New York City’s climate-conscious pension funds put BlackRock on notice
New York City’s comptroller wants several major U.S. banks to do more on climate change — and told Semafor that BlackRock and the other asset managers that oversee its $242 billion in pension funds should back him up or risk losing his business.
The comptroller, Brad Lander, filed shareholder resolutions this week at Bank of America, Goldman Sachs, JPMorgan Chase, and Royal Bank of Canada demanding they set hard caps on what they finance that produces emissions in 2030.
At the moment, those banks have only set “intensity” targets (i.e., tons of CO2 per dollar in their total lending and underwriting portfolios), which leaves room for total emissions to increase. The three New York City pension plans sponsoring the resolutions collectively control $850 million worth of shares in the four targeted banks, equal to an about 0.1% stake each in the three U.S. banks and 0.02% of RBC.
“These banks say they have net zero commitments, but if they don't have absolute emissions targets, they don't really have a net zero plan,” Lander said in an interview in his City Hall office.
He said any manager that votes against its climate proposals could get the ax — which, for BlackRock, would be a $43 billion loss.
“Voting for these resolutions is about the lowest bar you can have,” he said. “We're only going to be able to hit our net zero targets if our asset managers raise the bar. We will, therefore, begin to look at our manager selection through the lens of our commitments.”
BlackRock and Bank of America declined to comment on the resolutions.
Separately, other shareholder advocacy groups — which include Trillium Asset Management and the Sierra Club Foundation — this week filed resolutions at Bank of America, Wells Fargo, JPMorgan Chase, Goldman Sachs, and Morgan Stanley, asking the banks to commit to a timeline to end financing for new oil and gas drilling, and to publish more details about their strategies to reduce the carbon footprint of their loan books over the next decade.

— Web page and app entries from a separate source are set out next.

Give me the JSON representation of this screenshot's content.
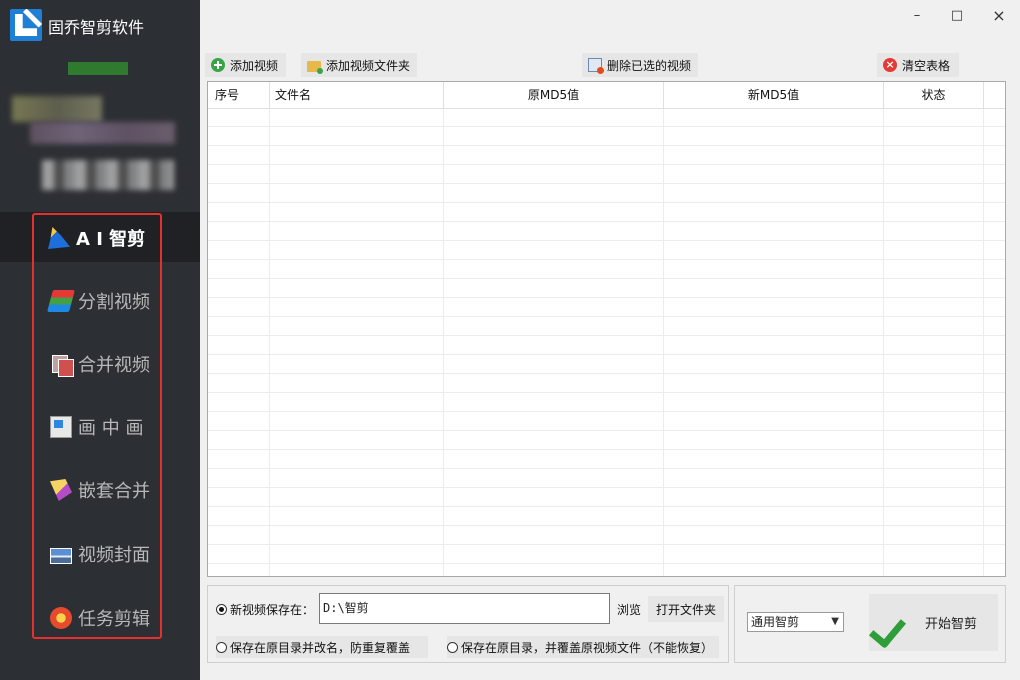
{
  "app": {
    "title": "固乔智剪软件"
  },
  "window": {
    "minimize": "–",
    "maximize": "□",
    "close": "×"
  },
  "sidebar": {
    "items": [
      {
        "label": "A I 智剪",
        "icon": "ai-cut-icon",
        "active": true
      },
      {
        "label": "分割视频",
        "icon": "split-video-icon"
      },
      {
        "label": "合并视频",
        "icon": "merge-video-icon"
      },
      {
        "label": "画 中 画",
        "icon": "picture-in-picture-icon"
      },
      {
        "label": "嵌套合并",
        "icon": "nested-merge-icon"
      },
      {
        "label": "视频封面",
        "icon": "video-cover-icon"
      },
      {
        "label": "任务剪辑",
        "icon": "task-edit-icon"
      }
    ]
  },
  "toolbar": {
    "add_video": "添加视频",
    "add_folder": "添加视频文件夹",
    "delete_selected": "删除已选的视频",
    "clear_table": "清空表格"
  },
  "table": {
    "columns": [
      "序号",
      "文件名",
      "原MD5值",
      "新MD5值",
      "状态"
    ],
    "rows": []
  },
  "save": {
    "option_new_label": "新视频保存在：",
    "path_value": "D:\\智剪",
    "browse": "浏览",
    "open_folder": "打开文件夹",
    "option_rename": "保存在原目录并改名，防重复覆盖",
    "option_overwrite": "保存在原目录，并覆盖原视频文件（不能恢复）",
    "selected": "new"
  },
  "mode": {
    "selected": "通用智剪"
  },
  "start": {
    "label": "开始智剪"
  },
  "colors": {
    "sidebar_bg": "#2c2f33",
    "highlight_border": "#e53030",
    "accent_green": "#2e9d3a"
  }
}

These and other shareholder groups have raised climate-related proposals in the past, asking for the banks to measure and disclose their financed emissions, which these banks have started to do. The proposals this year are more pointed in asking for strategic decarbonization details and a timeline for phasing out fossil fuels.
Most large public companies, including banks, have by now set some kind of decarbonization goal. But in the U.S., there’s little government oversight of these goals, leaving it to shareholders to press for more ambition and higher quality. Over the last few years, the number of climate-related shareholder resolutions has been rising, up to a record 101 at U.S. companies last year, of which 10% passed — also a record.

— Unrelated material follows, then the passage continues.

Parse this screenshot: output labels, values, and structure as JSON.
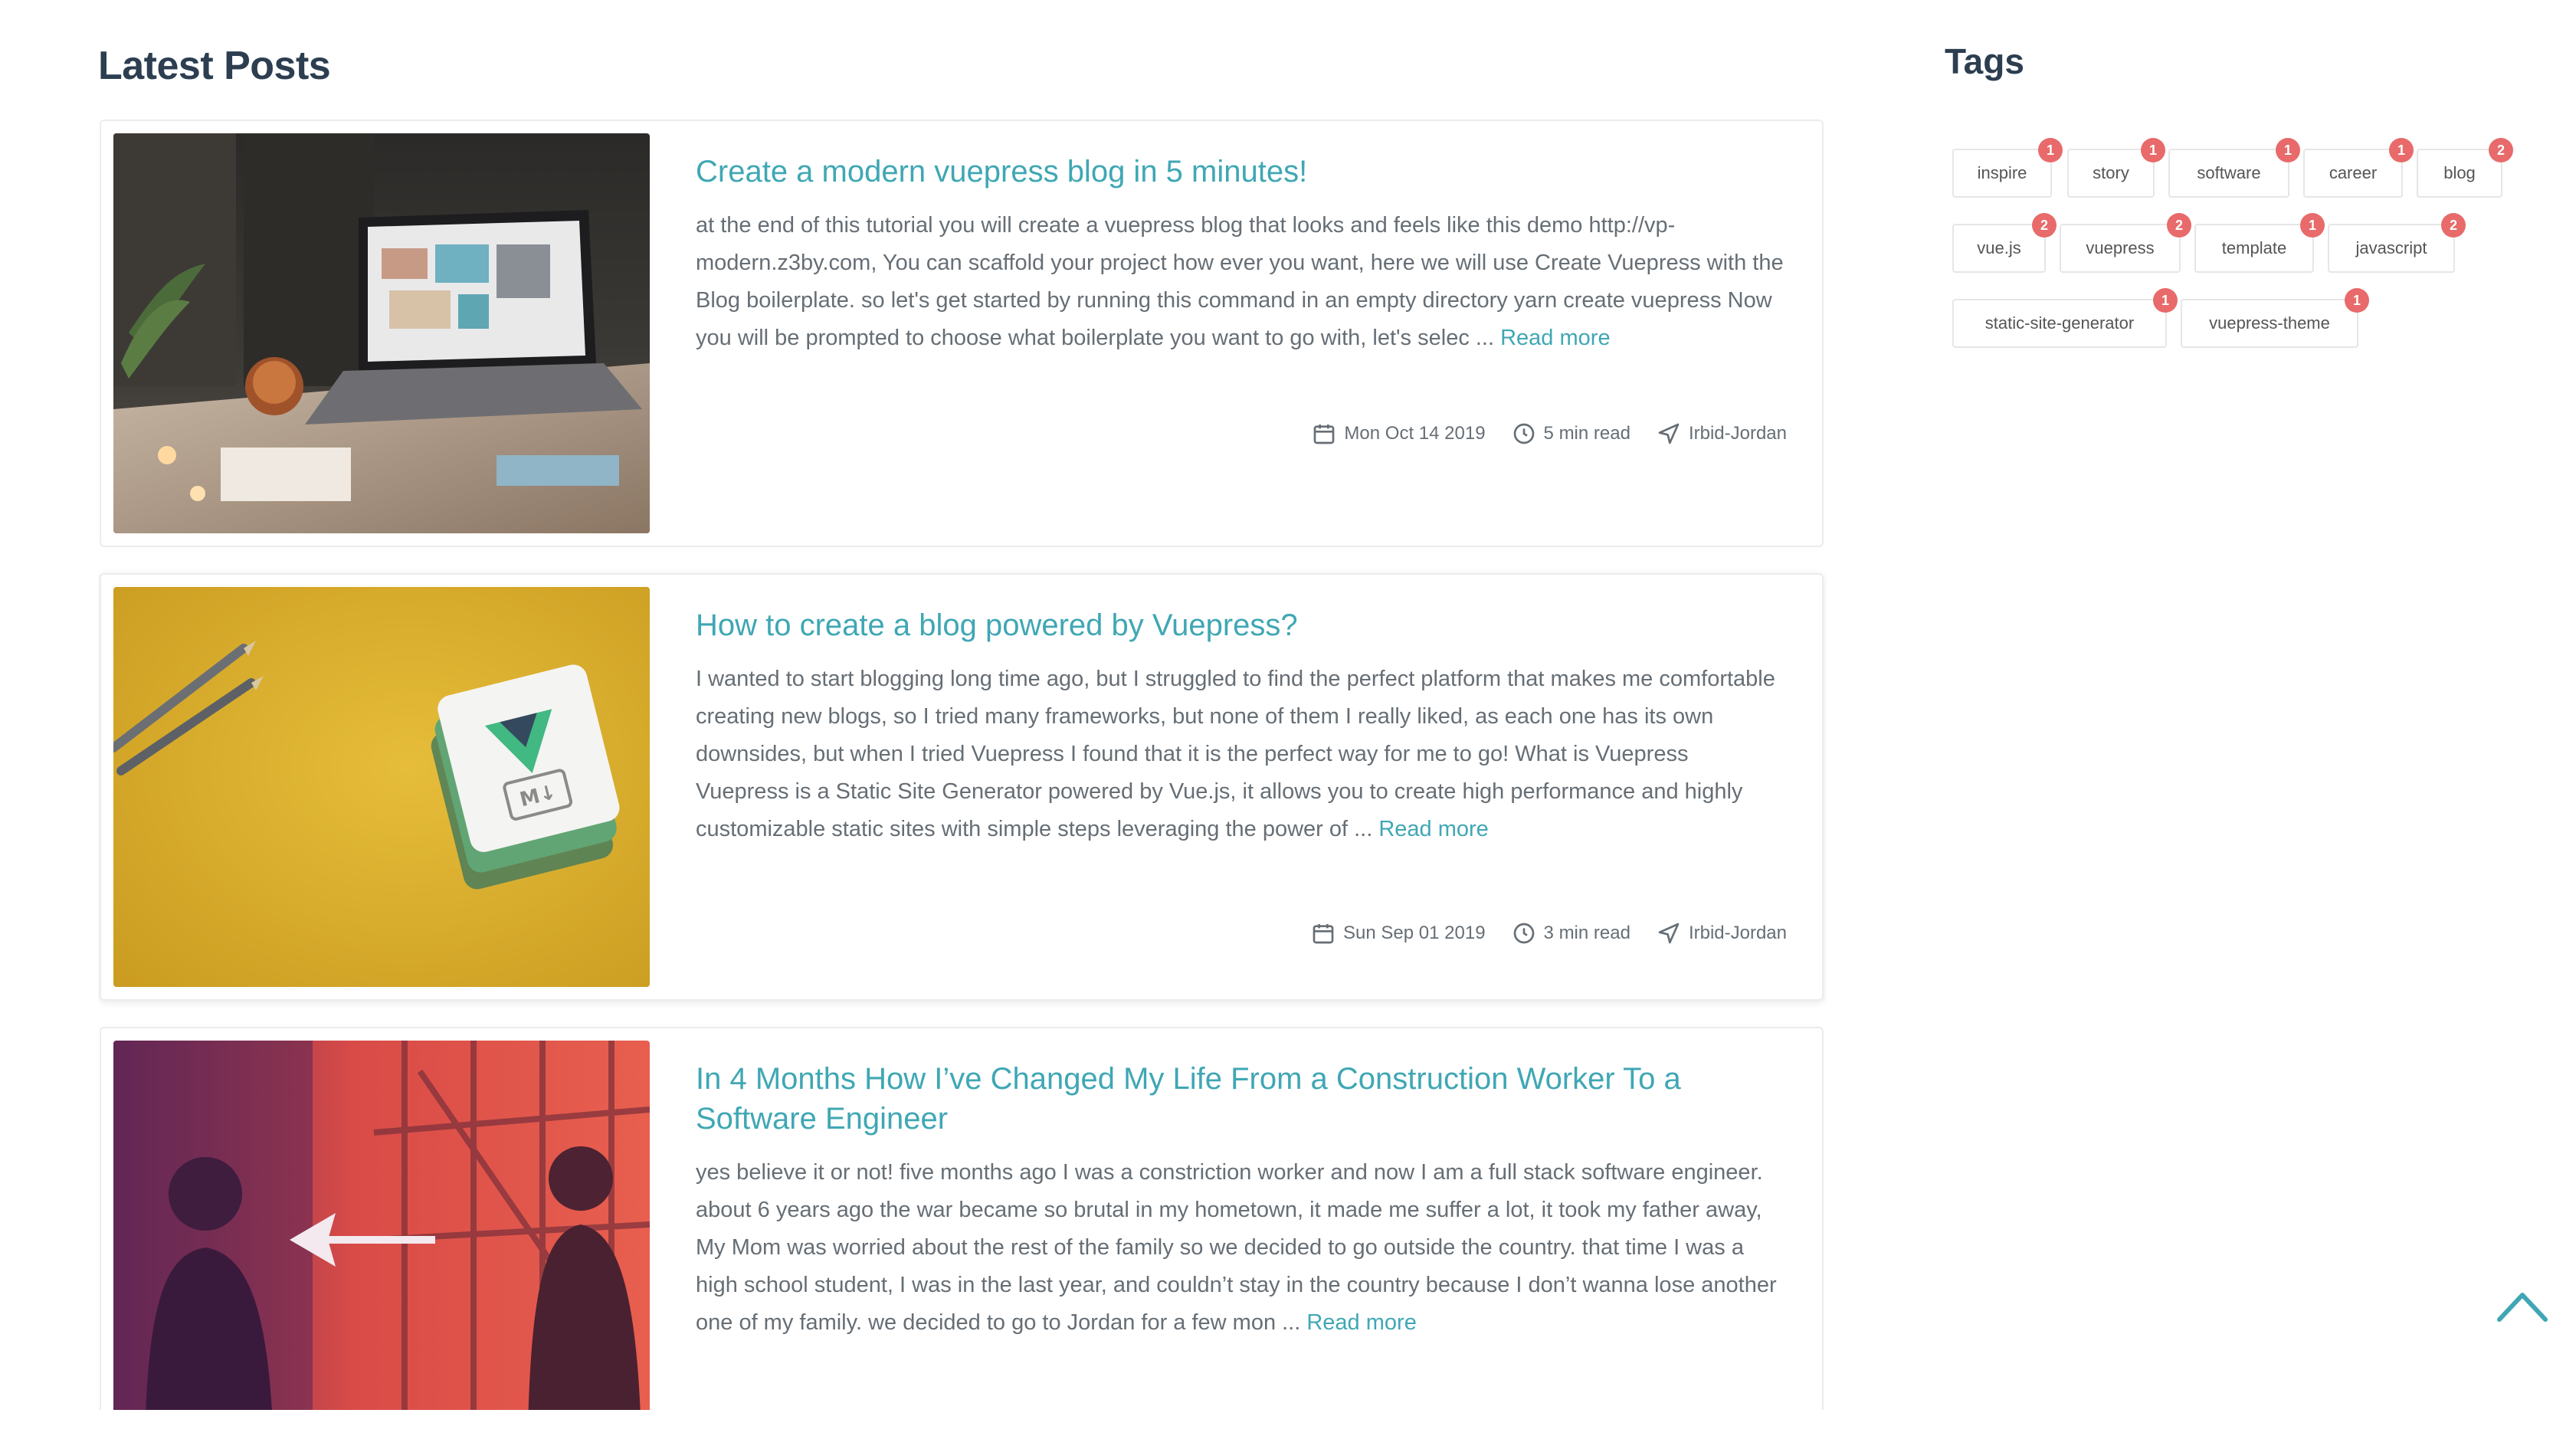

Corporate carbon-cutting goals are especially important for pension funds and other institutional investors that own a broad range of shares across the economy and are focused on long-term returns. If the impacts of climate change tank the global economy a couple of decades from now, they have the most money to lose. At companies that give shareholders a vote on climate strategy, a growing number of shareholders are voting against those that are out of step with climate science, according to index firm MSCI.

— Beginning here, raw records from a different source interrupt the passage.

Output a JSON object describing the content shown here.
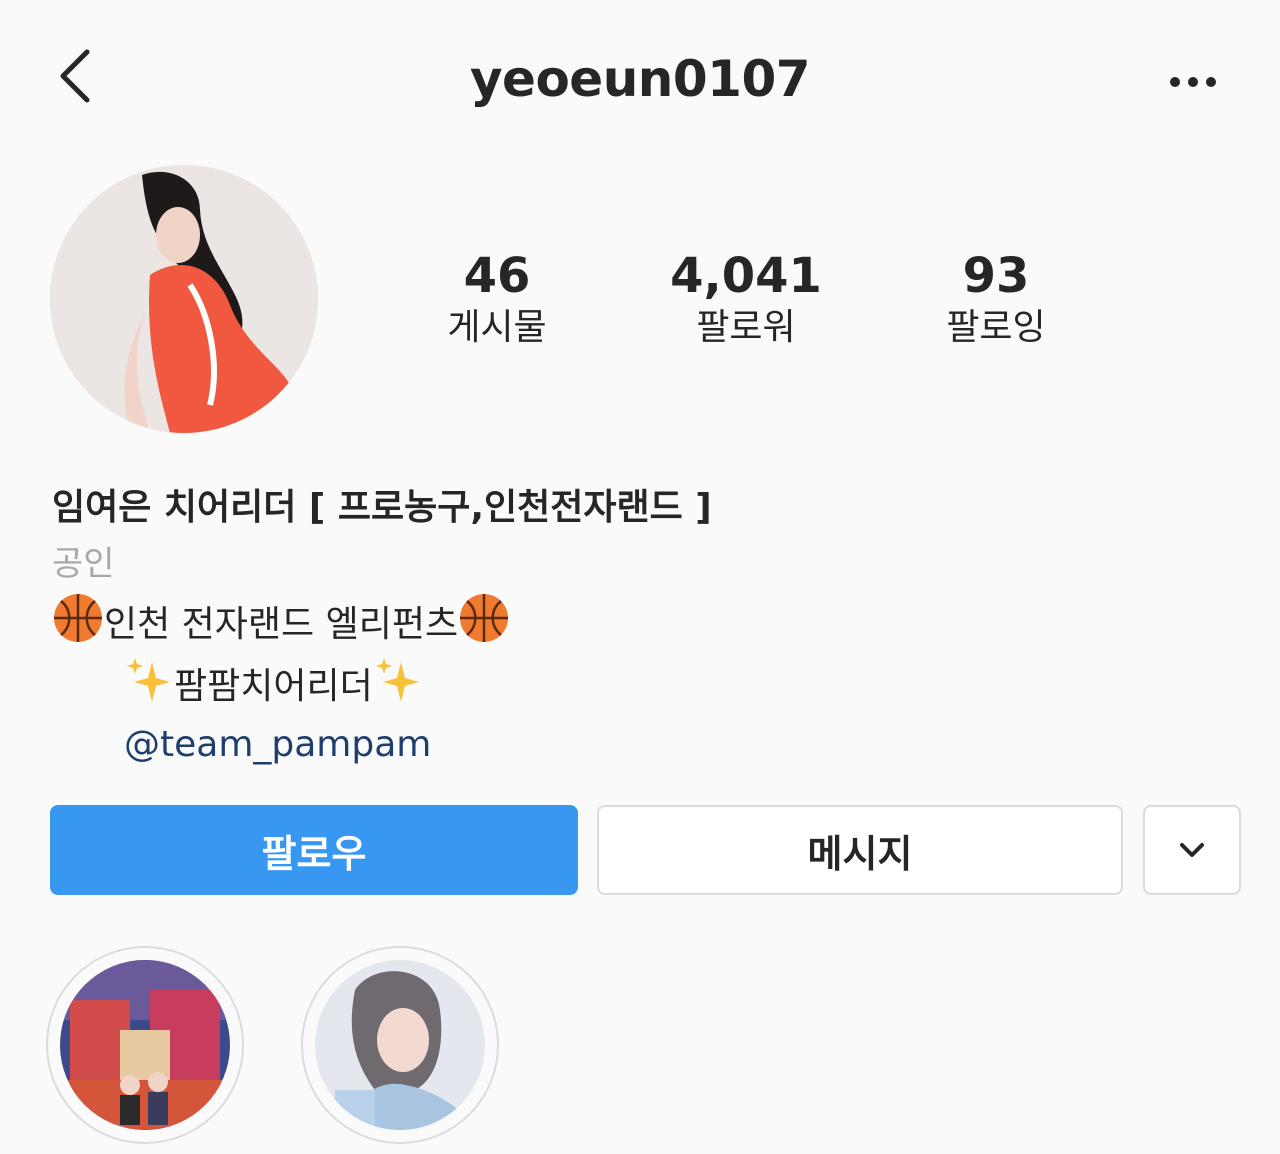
{
  "header": {
    "username": "yeoeun0107",
    "back_icon": "chevron-left-icon",
    "more_icon": "more-horizontal-icon"
  },
  "profile": {
    "avatar": "profile-photo",
    "stats": [
      {
        "value": "46",
        "label": "게시물"
      },
      {
        "value": "4,041",
        "label": "팔로워"
      },
      {
        "value": "93",
        "label": "팔로잉"
      }
    ]
  },
  "bio": {
    "name": "임여은 치어리더 [ 프로농구,인천전자랜드 ]",
    "category": "공인",
    "line1": "인천 전자랜드 엘리펀츠",
    "line2": "팜팜치어리더",
    "mention": "@team_pampam"
  },
  "actions": {
    "follow_label": "팔로우",
    "message_label": "메시지",
    "dropdown_icon": "chevron-down-icon"
  },
  "highlights": [
    {
      "name": "highlight-1"
    },
    {
      "name": "highlight-2"
    }
  ],
  "colors": {
    "follow_button": "#3897f0",
    "link": "#1d3f6e",
    "category": "#a8a8a8",
    "border": "#dbdbdb"
  }
}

But the biggest asset managers — BlackRock, State Street, and Vanguard — still vote against most climate resolutions, because those firms are typically hard-wired to back companies’ managers and because they view many climate resolutions as overly prescriptive. Without those managers’ support, these resolutions are mostly doomed to fail.
This year’s climate-related proxy battles are as much a litmus test for the big asset managers as they are for the banks targeted by resolutions. BlackRock and its peers have to walk a razor’s edge between opposite ends of the political spectrum, and are bound to look too green to some clients and not green enough to others, with billions of dollars in managed assets at stake. As these climate resolutions come to a vote during companies’ annual meetings over the next few months, we’ll see which side they’re more concerned with alienating.
Up to now, most pressure has come from the right: Florida, Texas, and other Republican-led states have been rolling out rules to blacklist asset managers perceived as biased against fossil fuels. Going forward, expect to see more pressure from the left.
Room for Disagreement
Notwithstanding Lander’s threat, shareholder advocacy as a method for pushing corporate climate action, in general, is severely constrained by the power wielded by a handful of big asset managers.
Because they control the majority of shares at a majority of public companies, “shareholder democracy is by and large broken,” said Shivaram Rajgopal, an expert on climate-related corporate governance at Columbia University. “We don’t have a great mechanism for shareholders to really ask about what they want done with their money.”
Lander’s ability to leverage BlackRock is also constrained by his fiduciary responsibility to get the best deal for his pensioners. Without competition from the world’s biggest asset manager, rival firms could be in a position to push the pensions for higher fees. In Texas, rules to blacklist “anti-fossil” banks ended up costing taxpayers hundreds of millions of dollars in higher interest rates on bonds.
The View From London
As with oil and gas companies, European banks are far ahead of their American counterparts on climate. In December, HSBC became the first large multinational bank to commit to end financing for oil and gas expansion, the same demand shareholder advocates are now making of U.S. banks. It helps that European regulators, too, are ahead of the curve: This year a raft of new regulations are expected that will force banks to disclose their climate risks and publish plans to mitigate them.